Since 2001, VTA’s buses have nearly 31.9% fewer riders now than in 2001.  Much of the bus ridership drops are easily traced to the fare hike/service reduction cycles VTA enacted in the early 2000’s.

In January 2008, VTA underwent a restructuring of its bus system resulting in an additional 9% overall service cut.  Now, VTA is undertaking a second transit network restructuring conceptually known as the “Next Network.”

One of the three concepts developed for bus routes pictured above – “Network 90” – suggests VTA to eliminate many “Community Bus” lines not on a main thoroughfare like El Camino Real or Monterey Highway.  The “Network 90” bus concept features no more VTA bus service in Los Gatos, southern San Jose, and neighborhoods off Monterey Highway in Morgan Hill and Gilroy.

So the Valley Transportation Authority (VTA) is planning to cut bus service even if Measure B passes. Why? Because Measure B wastes $1.5 billion on traffic expansions on expressways and highways instead of investing it in transit.

“Highway Expansion Does NOT Work” plainly states the Transit Users editorial, citing the $124 million reconstruction of the Highways 101 & 85 interchange as just one on a list of failed traffic expansions stretching back decades:

Despite their promise to provide “traffic relief” in 1984, their brand new freeway 85 took just two years for the traffic to return. In fact, the congestion on that route (or “corridor”) after two years was worse than it ever has been (according to the Mercury News). That’s because the subsidy for car commuting encouraged people to buy new tract housing in south San Jose, while working in north County (Sunnyvale, Mt. View, Palo Alto). Nobody benefits except the special interests wanting more car commuters from further and further away.

The Transit Users provide a convenient listing of what VTA has spent 2000 Measure A funds on so far. As you can see BART has consumed most of the money, and bus service is the absolute lowest of VTA’s spending priorities:

A breakdown of expenditures from the Palo Alto Daily Post article is below, using numbers they received from VTA.  Of the $1.4 billion in sales tax revenue raised by Measure A in 2000:

  • $642 million went to the BART project (extension from the East Bay to San Jose)
  • $53 million went to Caltrain
  • $29 million went to the VTA bus program
  • $99 million went to VTA light rail
  • $2 million went to the Mineta San Jose International Airport (proposed) tram
  • $235 million went to VTA for operating costs
  • $6 million went for miscellaneous operating expenses
  • $293 million went to pay off bonds
  • $81 million went to “fund exchange payments”

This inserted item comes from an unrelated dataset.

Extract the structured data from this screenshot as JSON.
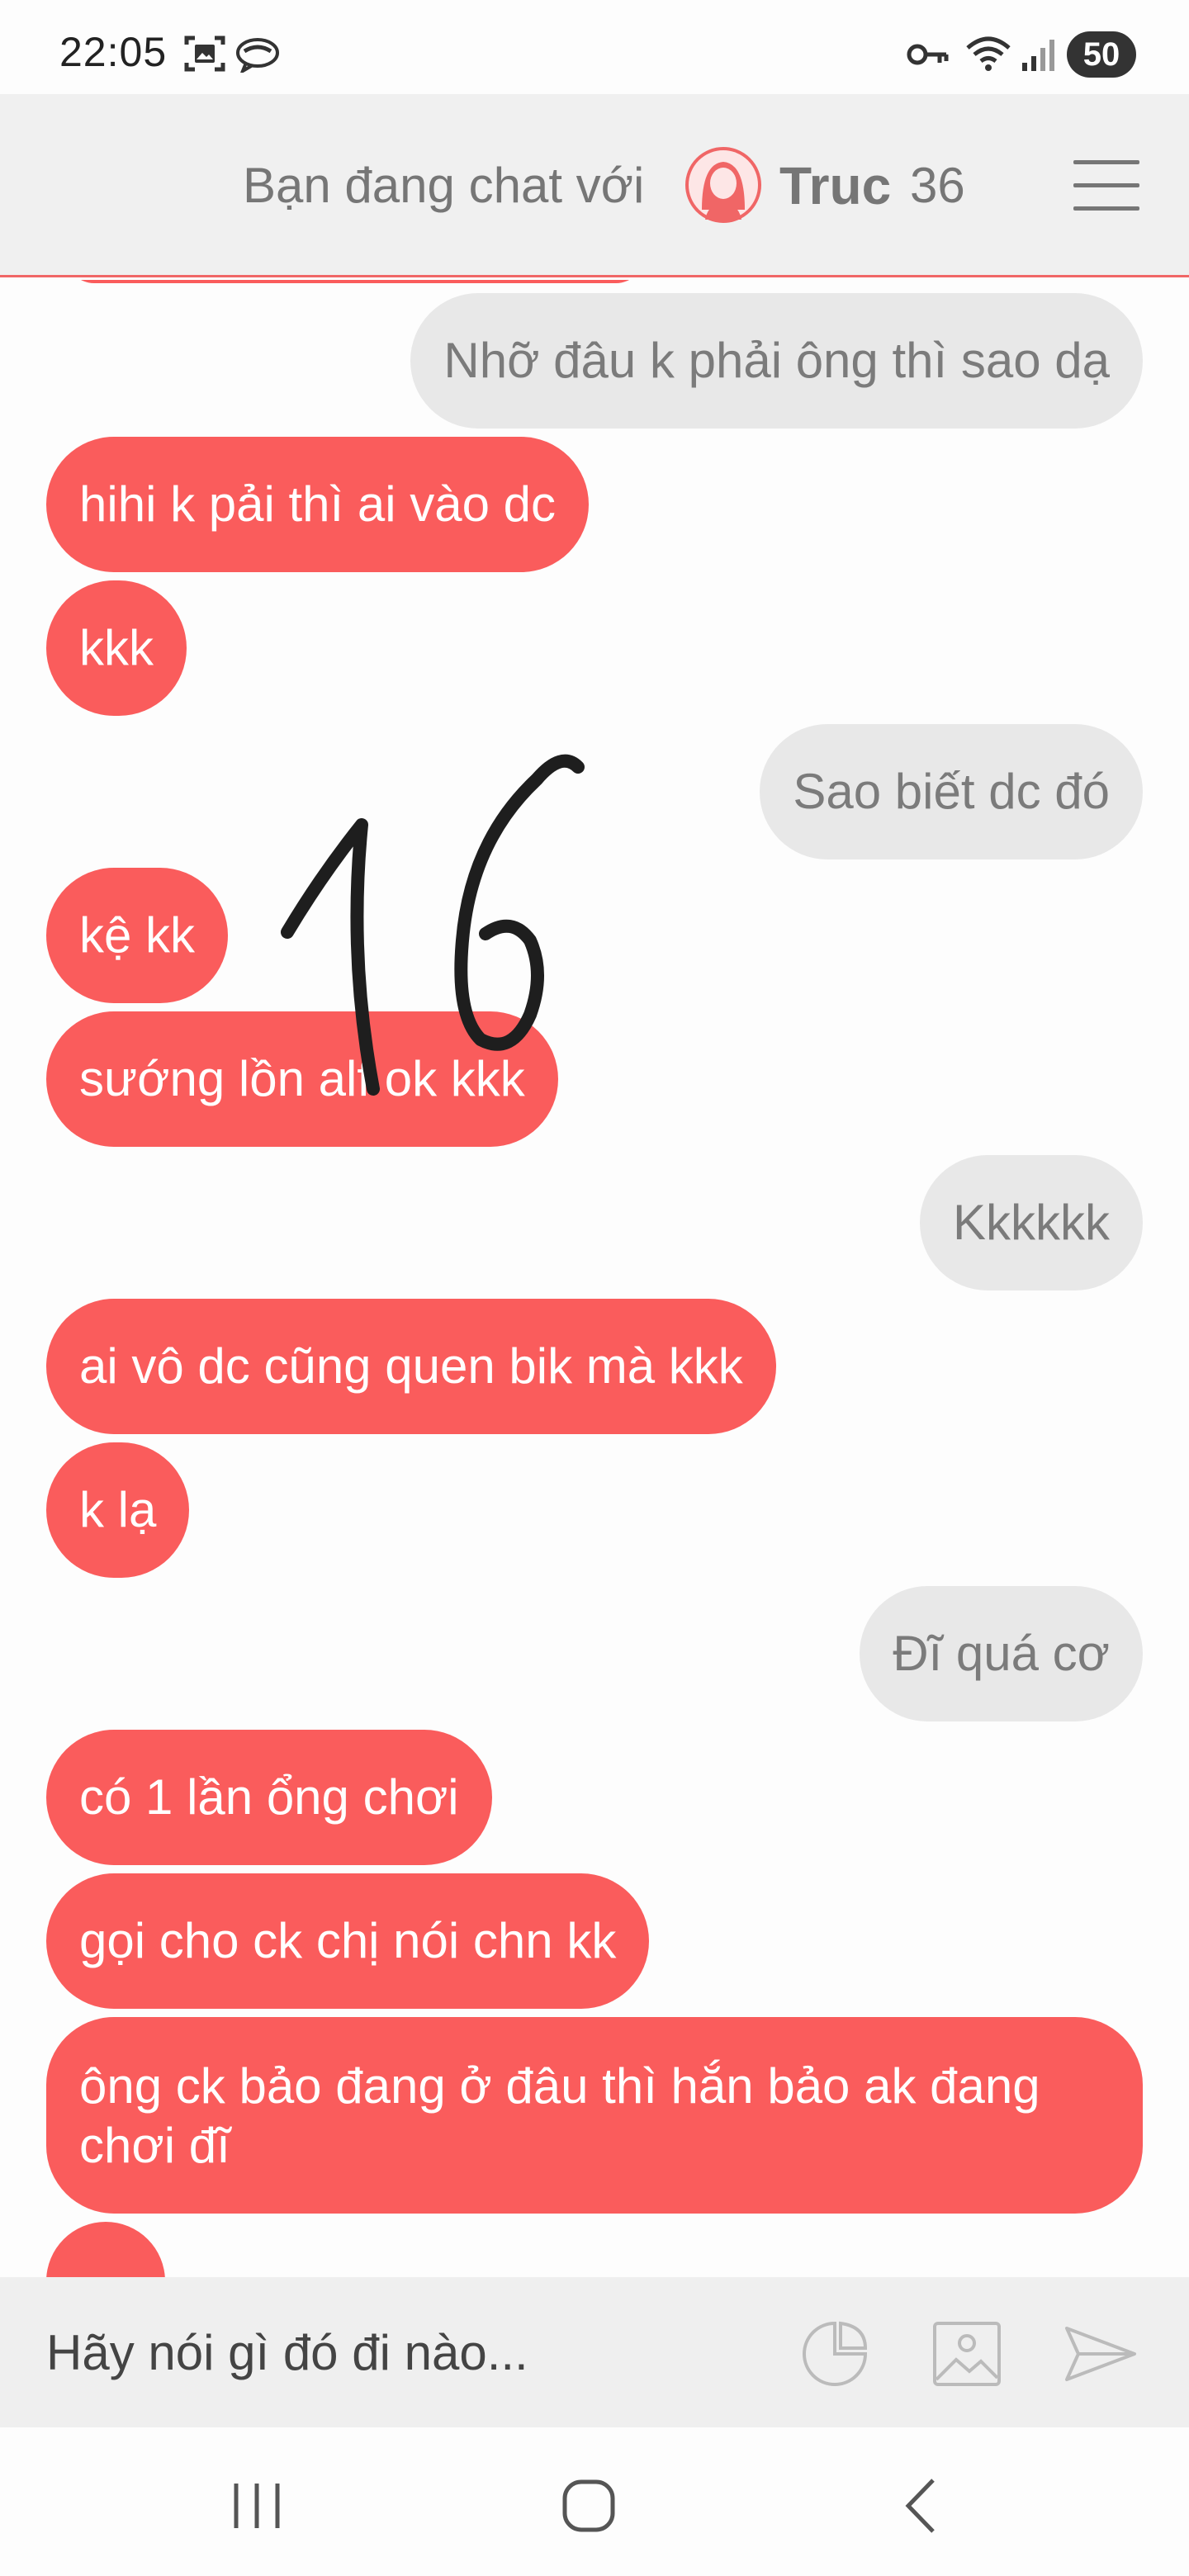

The Mountain View Voice detailed research by County Supervisor Joseph Simitian from the county and VTA.  Per Simitian’s research, of the $3.65 billion raised so far by 2000 Measure A and 2008 Measure B, nearly 80% of the money raised so far went to the BART extension into San Jose.

Election Day is Tuesday, November 8.  How to vote in Santa Clara County. The Transit Users conclude with an honest and refreshing assessment of Measure B:

It surprises us that VTA would propose another sales tax measure disguised as “relieving traffic” that further punishes middle-class and poor working families… Measure B as proposed does nothing to increase needed bus and light rail service in Santa Clara County… Our group would have considered supporting Measure B if the $1.5 billion proposed for “County Expressways” and “Highway Interchanges” went instead to funding expanded bus and light rail service.